> **Directions**
The answer is a single figure: how many lines below contain the word "remote".

Extracted material START

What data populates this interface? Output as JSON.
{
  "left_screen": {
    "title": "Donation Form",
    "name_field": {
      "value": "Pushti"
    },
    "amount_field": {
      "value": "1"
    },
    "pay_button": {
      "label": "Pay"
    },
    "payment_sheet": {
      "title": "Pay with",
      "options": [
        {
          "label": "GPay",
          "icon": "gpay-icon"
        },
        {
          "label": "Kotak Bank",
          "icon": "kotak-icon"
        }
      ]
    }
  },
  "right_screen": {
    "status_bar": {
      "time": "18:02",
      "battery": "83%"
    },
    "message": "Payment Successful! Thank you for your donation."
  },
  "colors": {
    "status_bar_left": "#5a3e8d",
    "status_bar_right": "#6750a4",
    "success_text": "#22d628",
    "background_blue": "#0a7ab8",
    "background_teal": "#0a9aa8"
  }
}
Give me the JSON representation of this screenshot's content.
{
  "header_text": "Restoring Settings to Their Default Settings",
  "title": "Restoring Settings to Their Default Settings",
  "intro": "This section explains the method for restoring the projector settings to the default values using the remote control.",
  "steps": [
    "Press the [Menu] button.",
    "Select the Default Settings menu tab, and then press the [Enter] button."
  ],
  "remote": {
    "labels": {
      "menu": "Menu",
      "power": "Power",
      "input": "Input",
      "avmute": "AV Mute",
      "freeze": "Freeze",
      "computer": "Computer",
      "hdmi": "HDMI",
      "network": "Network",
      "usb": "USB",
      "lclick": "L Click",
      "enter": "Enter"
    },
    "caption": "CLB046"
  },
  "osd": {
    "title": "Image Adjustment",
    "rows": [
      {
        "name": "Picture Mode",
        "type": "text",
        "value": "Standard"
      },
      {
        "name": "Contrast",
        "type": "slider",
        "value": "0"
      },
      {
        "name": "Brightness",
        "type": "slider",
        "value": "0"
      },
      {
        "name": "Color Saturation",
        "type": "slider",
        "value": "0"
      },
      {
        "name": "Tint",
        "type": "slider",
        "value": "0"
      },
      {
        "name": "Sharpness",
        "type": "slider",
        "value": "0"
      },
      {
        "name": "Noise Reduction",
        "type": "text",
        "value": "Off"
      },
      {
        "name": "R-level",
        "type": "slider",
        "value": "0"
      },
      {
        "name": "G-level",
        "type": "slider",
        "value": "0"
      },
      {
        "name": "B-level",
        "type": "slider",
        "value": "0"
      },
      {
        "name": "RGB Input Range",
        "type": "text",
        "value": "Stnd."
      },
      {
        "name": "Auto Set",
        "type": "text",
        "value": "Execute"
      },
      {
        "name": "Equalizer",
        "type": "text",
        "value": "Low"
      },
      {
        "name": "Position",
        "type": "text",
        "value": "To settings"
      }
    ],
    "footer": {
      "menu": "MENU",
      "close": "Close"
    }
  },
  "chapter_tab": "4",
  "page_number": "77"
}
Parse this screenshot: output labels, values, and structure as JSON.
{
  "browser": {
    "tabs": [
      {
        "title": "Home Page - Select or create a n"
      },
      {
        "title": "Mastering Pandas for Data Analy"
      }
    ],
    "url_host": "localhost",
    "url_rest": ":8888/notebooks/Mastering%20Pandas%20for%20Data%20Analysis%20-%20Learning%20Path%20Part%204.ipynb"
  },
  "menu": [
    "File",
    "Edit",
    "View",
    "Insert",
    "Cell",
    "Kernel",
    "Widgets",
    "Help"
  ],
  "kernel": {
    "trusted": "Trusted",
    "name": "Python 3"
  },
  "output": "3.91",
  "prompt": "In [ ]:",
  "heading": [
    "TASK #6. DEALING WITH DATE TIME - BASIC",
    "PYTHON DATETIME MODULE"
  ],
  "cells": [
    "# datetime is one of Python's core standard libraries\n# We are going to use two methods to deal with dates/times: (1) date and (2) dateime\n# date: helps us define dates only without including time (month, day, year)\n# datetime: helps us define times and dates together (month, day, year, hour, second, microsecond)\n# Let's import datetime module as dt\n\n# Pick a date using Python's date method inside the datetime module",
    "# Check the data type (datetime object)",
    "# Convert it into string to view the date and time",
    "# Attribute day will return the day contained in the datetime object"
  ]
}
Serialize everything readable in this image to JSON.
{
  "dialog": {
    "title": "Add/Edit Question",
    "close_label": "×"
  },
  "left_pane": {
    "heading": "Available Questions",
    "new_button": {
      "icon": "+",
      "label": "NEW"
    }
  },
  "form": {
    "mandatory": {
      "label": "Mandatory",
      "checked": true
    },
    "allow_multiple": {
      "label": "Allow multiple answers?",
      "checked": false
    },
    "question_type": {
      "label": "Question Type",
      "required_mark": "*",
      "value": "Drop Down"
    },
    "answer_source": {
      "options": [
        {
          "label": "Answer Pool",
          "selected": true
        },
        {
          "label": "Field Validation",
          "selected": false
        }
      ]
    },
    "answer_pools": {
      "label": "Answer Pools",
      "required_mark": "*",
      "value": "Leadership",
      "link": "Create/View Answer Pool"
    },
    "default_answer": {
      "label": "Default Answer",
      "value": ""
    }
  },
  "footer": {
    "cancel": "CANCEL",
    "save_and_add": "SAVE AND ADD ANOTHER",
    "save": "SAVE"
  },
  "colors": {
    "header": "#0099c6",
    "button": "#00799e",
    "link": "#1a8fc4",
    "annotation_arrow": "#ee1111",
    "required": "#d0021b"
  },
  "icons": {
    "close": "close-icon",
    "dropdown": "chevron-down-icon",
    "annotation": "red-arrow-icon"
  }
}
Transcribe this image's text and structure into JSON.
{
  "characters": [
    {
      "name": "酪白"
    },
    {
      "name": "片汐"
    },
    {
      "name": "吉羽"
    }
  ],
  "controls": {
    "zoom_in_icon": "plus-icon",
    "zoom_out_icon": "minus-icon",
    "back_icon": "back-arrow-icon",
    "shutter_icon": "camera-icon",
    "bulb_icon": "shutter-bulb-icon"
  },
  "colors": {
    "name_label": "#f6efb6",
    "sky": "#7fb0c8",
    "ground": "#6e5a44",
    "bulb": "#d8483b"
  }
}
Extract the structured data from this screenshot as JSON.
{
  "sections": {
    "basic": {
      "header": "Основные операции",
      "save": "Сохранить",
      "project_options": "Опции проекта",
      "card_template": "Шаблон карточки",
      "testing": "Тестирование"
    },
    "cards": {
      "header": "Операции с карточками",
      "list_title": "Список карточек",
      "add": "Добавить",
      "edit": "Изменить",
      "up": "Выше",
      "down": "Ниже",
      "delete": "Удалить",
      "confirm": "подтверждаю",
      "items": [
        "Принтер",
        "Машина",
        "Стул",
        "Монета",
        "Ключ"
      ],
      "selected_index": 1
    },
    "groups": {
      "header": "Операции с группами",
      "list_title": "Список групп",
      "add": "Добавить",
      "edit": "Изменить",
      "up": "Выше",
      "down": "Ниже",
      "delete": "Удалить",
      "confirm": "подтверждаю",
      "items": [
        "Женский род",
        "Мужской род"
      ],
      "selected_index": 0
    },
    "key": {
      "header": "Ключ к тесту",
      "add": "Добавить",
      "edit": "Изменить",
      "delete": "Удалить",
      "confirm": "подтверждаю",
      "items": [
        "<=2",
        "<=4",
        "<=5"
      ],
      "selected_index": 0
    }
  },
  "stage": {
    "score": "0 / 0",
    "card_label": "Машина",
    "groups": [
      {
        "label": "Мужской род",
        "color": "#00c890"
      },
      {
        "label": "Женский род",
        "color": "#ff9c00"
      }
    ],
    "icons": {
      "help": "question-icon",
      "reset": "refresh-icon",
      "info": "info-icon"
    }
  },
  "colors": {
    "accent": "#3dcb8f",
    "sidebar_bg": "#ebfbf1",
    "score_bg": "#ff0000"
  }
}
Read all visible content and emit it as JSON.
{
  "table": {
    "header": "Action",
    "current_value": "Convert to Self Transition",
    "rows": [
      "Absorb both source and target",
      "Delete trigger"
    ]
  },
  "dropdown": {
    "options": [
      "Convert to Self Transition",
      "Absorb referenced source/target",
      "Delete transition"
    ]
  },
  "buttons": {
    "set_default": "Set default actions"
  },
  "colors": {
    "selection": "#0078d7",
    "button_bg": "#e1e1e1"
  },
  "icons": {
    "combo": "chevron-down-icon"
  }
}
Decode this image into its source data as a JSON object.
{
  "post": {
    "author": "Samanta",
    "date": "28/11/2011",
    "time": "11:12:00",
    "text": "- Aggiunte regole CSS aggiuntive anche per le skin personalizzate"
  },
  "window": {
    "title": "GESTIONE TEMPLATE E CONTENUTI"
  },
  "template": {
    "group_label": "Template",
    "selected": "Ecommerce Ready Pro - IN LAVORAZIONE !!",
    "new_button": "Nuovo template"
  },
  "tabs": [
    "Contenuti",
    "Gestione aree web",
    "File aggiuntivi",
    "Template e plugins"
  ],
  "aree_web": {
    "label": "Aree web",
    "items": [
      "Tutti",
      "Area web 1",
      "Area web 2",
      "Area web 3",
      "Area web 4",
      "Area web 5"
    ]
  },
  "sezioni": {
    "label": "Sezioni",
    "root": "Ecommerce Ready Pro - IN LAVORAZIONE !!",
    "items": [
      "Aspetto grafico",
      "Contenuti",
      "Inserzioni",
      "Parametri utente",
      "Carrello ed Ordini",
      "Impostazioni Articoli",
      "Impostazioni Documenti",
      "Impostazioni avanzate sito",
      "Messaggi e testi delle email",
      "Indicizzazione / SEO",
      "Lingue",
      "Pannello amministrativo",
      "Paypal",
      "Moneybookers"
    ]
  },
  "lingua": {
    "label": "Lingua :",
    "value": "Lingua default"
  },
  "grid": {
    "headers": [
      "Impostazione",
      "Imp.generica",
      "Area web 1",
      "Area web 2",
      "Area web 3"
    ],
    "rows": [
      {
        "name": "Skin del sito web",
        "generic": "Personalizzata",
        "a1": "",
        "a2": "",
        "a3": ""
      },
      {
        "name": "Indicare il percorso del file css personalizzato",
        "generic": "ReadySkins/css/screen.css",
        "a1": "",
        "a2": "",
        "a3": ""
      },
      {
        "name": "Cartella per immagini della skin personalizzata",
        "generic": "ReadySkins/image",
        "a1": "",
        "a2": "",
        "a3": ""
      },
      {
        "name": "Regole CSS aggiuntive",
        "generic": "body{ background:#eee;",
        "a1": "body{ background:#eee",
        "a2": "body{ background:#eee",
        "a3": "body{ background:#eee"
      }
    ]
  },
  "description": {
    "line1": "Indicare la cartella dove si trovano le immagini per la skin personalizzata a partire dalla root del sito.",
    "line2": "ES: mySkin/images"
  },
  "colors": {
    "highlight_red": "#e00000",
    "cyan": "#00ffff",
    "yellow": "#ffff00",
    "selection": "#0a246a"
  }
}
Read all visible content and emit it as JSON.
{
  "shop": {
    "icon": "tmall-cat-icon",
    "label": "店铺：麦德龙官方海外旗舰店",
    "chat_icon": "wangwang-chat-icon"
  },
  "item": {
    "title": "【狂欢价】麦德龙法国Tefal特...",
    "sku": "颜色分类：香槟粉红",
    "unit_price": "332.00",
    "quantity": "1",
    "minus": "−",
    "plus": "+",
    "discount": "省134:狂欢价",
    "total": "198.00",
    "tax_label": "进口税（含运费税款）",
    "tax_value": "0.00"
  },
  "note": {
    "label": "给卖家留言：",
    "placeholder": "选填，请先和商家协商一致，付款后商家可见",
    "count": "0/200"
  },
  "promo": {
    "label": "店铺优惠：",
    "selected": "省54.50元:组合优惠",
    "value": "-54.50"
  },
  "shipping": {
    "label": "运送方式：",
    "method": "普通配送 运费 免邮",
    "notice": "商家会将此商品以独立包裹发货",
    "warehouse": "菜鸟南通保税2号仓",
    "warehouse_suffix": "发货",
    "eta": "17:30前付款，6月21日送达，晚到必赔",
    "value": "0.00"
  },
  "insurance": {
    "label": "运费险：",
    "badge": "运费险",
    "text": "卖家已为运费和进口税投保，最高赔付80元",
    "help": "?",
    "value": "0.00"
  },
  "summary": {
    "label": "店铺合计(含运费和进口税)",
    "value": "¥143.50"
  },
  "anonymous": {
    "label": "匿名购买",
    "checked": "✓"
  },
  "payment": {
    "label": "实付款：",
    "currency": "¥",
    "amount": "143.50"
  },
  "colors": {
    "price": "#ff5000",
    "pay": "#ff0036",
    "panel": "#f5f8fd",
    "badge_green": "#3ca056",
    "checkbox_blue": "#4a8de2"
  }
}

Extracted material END

> **Your response**
2